Jupiter, which lords over our solar system like Winston lords over The Continental in John Wick, is famous for known as the Great Red Spot. Centuries of observation have revealed scant details about the gas giant's pockmark, but thanks to the work of two telescopes and the enterprising Jovian spacecraft, Juno, astronomers have been able to peer into the Red Spot with unprecedented clarity and reveal some of its inner workings.
A study, published in The Astrophysical Journal Supplement Series in April, utilized images taken by the Hubble Space Telescope, the Gemini Observatory and observations by Juno over a period of three years to examine the Great Red Spot, the biggest storm in the solar system, in ultraviolet and infrared light.
"We want to know how Jupiter's atmosphere works," said Michael Wong, an astronomer at the University of California, Berkeley and first author on the paper, in a press release. "This is where the teamwork of Juno, Hubble and Gemini comes into play."
The Gemini Observatory, which is located in Hawaii, was able to collect some of the highest resolution infrared images from a ground-based telescope yet by using a technique known as "lucky imaging". Images from ground-based telescopes can sometimes be blurred because of atmospheric effects, but lucky imaging can capture brief moments when those effects are at a minimum. The end result is images with a clarity rivalling the output of telescopes in space.
The unprecedented analysis shows the Spot, visible as a swirl of colour on Jupiter's face, looks "kind of like a jack-o-lantern" in infrared light, according to Wong. Thick clouds cover most of the planet's surface, so infrared light emanating from the heat generated deep inside Jupiter can't always escape. Hubble and Juno's imagers can't "see" as far into the planet as Gemini, so the ground-based telescope was critical to understanding what lurks within the Great Red Spot.
Hubble has imaged the region many times and noticed a dark band -- a sliver of black against the deep reds of the storm. Astronomers weren't sure exactly what this black band represented. With Gemini pointed at the Spot, the researchers were able to confirm these aren't different types of clouds, but holes. That's where the jack-o-lantern notion comes from.
Gaps in the immense storm allow for bright infrared light to beam out across the solar system.

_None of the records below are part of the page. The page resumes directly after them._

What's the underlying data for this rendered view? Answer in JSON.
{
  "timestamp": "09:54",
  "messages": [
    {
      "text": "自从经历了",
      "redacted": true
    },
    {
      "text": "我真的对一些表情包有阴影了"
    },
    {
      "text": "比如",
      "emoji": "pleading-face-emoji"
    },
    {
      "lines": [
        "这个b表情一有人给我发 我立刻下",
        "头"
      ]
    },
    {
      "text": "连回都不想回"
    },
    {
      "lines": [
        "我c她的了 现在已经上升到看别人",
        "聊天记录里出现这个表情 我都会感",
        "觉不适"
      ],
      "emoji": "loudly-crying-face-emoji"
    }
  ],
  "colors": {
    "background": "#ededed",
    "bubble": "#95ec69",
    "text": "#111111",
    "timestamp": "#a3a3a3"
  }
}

Thanks to the giant telescopic eyes at Gemini, we were able to see them.
"These coordinated observations prove once again that ground-breaking astronomy is made possible by combining the capabilities of the Gemini telescopes with complimentary ground- and space-based facilities," said Martin Still, an astronomy program director at the National Science Foundation, which funds the operation of Gemini.